The Cholas by Dr K A Nilakanta Sastri is a classic that you must read if you are interested in the history of South India and the great empire-builders.
Published in 1935, it is perhaps the earliest systematic study of the Cholas and the period in which they dominated. When Sastri wrote this book, the information on India’s early history (not just the South) was just being put together, amid active research and excavations by the Archaeological Survey of India, epigraphists, numismatists and literary historians. It is a testament to the detailed work done then, that this book remains accurate, enlightening and relevant.
Sastri’s book traces the story of the Cholas to early references in Sangam literature, and it talks of the legendary Karakela, probably a local chieftain, who started the line in the 1st to 2nd centuries CE. It covers the reign of Vijayalaya Chola (850 CE - 870 CE), credited with founding the Imperial Chola dynasty, and ends with the end of the Empire in the 13th century CE.
Before The Cholas, in 1929, Sastri had written a book on the Pandyas – The Pāṇḍyan Kingdom From The Earliest Times To The Sixteenth Century – another dominant dynasty in South India.

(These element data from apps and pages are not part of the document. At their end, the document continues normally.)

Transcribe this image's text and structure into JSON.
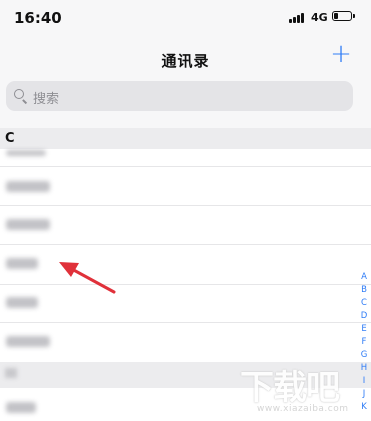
{
  "status_bar": {
    "time": "16:40",
    "network": "4G"
  },
  "nav": {
    "title": "通讯录",
    "add_symbol": "+"
  },
  "search": {
    "placeholder": "搜索"
  },
  "sections": [
    {
      "letter": "C"
    }
  ],
  "index_letters": [
    "A",
    "B",
    "C",
    "D",
    "E",
    "F",
    "G",
    "H",
    "I",
    "J",
    "K"
  ],
  "watermark": {
    "text": "下载吧",
    "url": "www.xiazaiba.com"
  },
  "colors": {
    "accent": "#2f7cf6",
    "arrow": "#e0313a",
    "section_bg": "#ececee"
  }
}
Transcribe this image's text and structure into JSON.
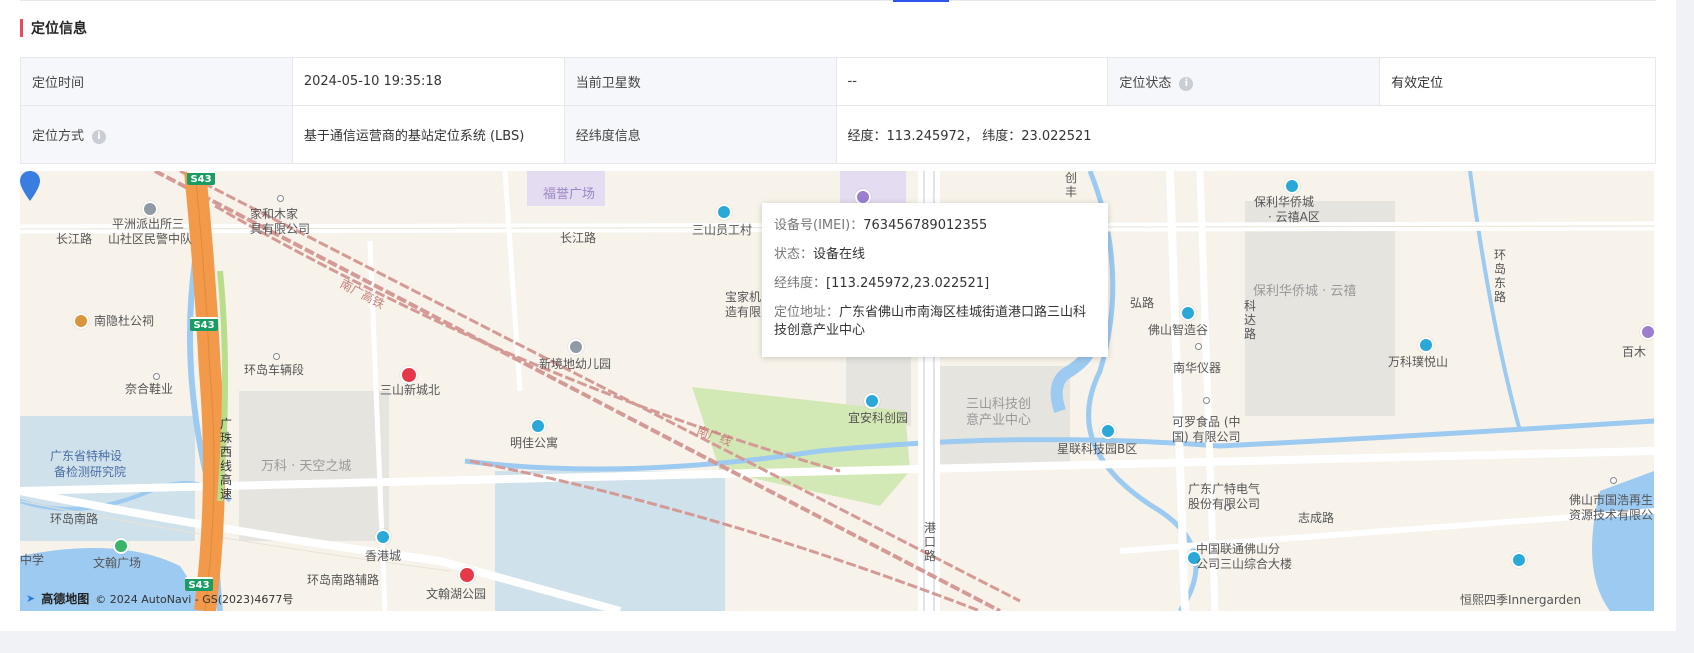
{
  "section": {
    "title": "定位信息"
  },
  "info": {
    "row1": [
      {
        "label": "定位时间",
        "value": "2024-05-10 19:35:18"
      },
      {
        "label": "当前卫星数",
        "value": "--"
      },
      {
        "label": "定位状态",
        "value": "有效定位",
        "help": "i"
      }
    ],
    "row2": {
      "method_label": "定位方式",
      "method_help": "i",
      "method_value": "基于通信运营商的基站定位系统 (LBS)",
      "lnglat_label": "经纬度信息",
      "lnglat_value": "经度：113.245972， 纬度：23.022521"
    }
  },
  "popup": {
    "imei_label": "设备号(IMEI)：",
    "imei_value": "763456789012355",
    "status_label": "状态：",
    "status_value": "设备在线",
    "lnglat_label": "经纬度：",
    "lnglat_value": "[113.245972,23.022521]",
    "address_label": "定位地址：",
    "address_value": "广东省佛山市南海区桂城街道港口路三山科技创意产业中心"
  },
  "map": {
    "labels": {
      "l1": "平洲派出所三",
      "l1b": "山社区民警中队",
      "l2": "长江路",
      "l3": "家和木家",
      "l3b": "具有限公司",
      "l4": "福誉广场",
      "l5": "三山员工村",
      "l6": "长江路",
      "l7": "宝家机",
      "l7b": "造有限",
      "l8": "南隐杜公祠",
      "l9": "环岛车辆段",
      "l10": "奈合鞋业",
      "l11": "三山新城北",
      "l12": "新境地幼儿园",
      "l13": "明佳公寓",
      "l14": "广东省特种设",
      "l14b": "备检测研究院",
      "l15": "万科 · 天空之城",
      "l16": "环岛南路",
      "l17": "文翰广场",
      "l18": "香港城",
      "l19": "环岛南路辅路",
      "l20": "文翰湖公园",
      "l21": "宜安科创园",
      "l22": "三山科技创",
      "l22b": "意产业中心",
      "l23": "港口路",
      "l24": "保利华侨城",
      "l24b": "· 云禧A区",
      "l25": "保利华侨城 · 云禧",
      "l26": "佛山智造谷",
      "l27": "南华仪器",
      "l28": "可罗食品 (中",
      "l28b": "国) 有限公司",
      "l29": "星联科技园B区",
      "l30": "广东广特电气",
      "l30b": "股份有限公司",
      "l31": "志成路",
      "l32": "中国联通佛山分",
      "l32b": "公司三山综合大楼",
      "l33": "万科璞悦山",
      "l34": "环岛东路",
      "l35": "百木",
      "l36": "佛山市国浩再生",
      "l36b": "资源技术有限公司",
      "l37": "恒熙四季Innergarden",
      "l38": "科达路",
      "l39": "广珠西线高速",
      "l40": "南广高铁",
      "l41": "南广线",
      "l42": "创丰",
      "l43": "弘路",
      "l44": "中学"
    },
    "shields": [
      "S43",
      "S43",
      "S43"
    ],
    "attribution_logo": "高德地图",
    "attribution_text": "© 2024 AutoNavi - GS(2023)4677号"
  }
}
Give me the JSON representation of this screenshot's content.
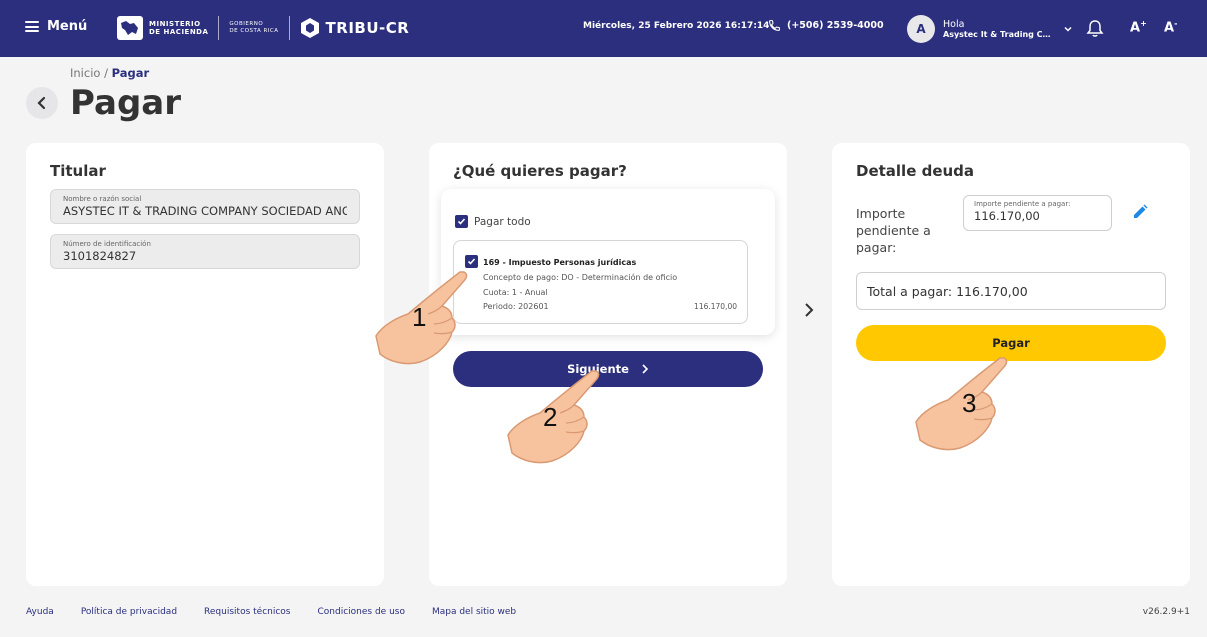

The author wrote over a dozen such books, his most well-known being A History of South India: From Prehistoric Times to the Fall of Vijayanagar (1955). K A Nilakanta Sastri was an authority on South Indian history, teaching the subject at universities in Madras, Mysore and at the Banaras Hindu University too.